### What the task requires
Search the entries below for the word "Contact" and copy every line where it appears.

### Data extract

------------------------

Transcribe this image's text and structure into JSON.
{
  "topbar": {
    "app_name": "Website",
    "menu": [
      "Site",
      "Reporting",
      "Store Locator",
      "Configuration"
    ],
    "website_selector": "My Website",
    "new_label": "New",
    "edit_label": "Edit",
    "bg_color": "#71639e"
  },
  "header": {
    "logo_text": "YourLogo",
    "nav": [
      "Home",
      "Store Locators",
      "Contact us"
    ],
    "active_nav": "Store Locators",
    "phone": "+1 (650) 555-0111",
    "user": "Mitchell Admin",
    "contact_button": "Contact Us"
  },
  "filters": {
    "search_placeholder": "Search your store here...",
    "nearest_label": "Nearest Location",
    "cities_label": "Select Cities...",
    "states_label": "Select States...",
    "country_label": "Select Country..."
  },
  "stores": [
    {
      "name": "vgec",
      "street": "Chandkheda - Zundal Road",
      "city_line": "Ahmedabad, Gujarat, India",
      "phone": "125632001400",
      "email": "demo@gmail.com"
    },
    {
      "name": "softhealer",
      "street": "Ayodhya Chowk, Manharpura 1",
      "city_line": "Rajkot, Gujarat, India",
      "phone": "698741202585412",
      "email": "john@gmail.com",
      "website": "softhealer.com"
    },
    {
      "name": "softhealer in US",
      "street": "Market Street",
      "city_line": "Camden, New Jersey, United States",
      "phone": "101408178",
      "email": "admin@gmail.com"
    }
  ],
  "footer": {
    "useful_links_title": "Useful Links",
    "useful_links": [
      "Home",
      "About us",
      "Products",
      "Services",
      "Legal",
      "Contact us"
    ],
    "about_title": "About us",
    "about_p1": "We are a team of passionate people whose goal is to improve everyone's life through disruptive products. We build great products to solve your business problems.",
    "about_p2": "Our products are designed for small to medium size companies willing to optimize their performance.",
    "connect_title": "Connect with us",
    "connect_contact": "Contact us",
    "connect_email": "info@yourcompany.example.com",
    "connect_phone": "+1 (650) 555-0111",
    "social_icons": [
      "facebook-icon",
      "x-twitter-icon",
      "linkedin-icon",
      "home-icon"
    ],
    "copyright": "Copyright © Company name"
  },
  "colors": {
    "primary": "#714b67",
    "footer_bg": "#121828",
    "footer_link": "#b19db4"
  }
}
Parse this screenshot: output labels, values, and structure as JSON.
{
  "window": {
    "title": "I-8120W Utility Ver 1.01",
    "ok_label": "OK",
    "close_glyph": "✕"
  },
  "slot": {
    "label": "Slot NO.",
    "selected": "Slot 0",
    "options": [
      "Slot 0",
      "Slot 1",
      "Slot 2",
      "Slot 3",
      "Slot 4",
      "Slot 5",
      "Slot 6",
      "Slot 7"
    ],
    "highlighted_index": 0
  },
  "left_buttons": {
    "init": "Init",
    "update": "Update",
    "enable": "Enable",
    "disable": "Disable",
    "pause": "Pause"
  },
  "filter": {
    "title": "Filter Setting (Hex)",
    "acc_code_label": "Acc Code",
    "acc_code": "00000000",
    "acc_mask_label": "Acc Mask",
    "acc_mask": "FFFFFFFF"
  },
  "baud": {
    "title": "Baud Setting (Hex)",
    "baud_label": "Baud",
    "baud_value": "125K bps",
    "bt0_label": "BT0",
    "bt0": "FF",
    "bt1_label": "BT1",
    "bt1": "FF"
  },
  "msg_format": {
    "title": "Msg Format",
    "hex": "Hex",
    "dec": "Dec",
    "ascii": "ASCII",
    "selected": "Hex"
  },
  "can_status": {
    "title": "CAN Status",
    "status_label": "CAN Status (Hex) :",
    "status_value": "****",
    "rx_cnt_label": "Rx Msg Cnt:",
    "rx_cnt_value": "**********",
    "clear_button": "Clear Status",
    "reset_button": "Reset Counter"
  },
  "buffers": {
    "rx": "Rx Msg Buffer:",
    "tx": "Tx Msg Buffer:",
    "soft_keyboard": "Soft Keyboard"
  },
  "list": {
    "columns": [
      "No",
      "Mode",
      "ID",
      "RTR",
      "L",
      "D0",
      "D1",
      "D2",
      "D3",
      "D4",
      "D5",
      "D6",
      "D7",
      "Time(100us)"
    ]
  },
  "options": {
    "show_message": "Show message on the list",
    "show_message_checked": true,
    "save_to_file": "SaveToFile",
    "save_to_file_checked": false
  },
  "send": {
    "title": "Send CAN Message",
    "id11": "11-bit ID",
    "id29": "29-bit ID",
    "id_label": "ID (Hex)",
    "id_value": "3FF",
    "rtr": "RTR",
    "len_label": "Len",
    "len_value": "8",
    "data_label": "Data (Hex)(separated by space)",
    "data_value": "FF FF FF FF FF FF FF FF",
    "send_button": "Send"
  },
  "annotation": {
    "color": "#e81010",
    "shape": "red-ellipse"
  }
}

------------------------

### Solved problem
      "Contact us"
    "contact_button": "Contact Us"
      "Contact us"
    "connect_contact": "Contact us",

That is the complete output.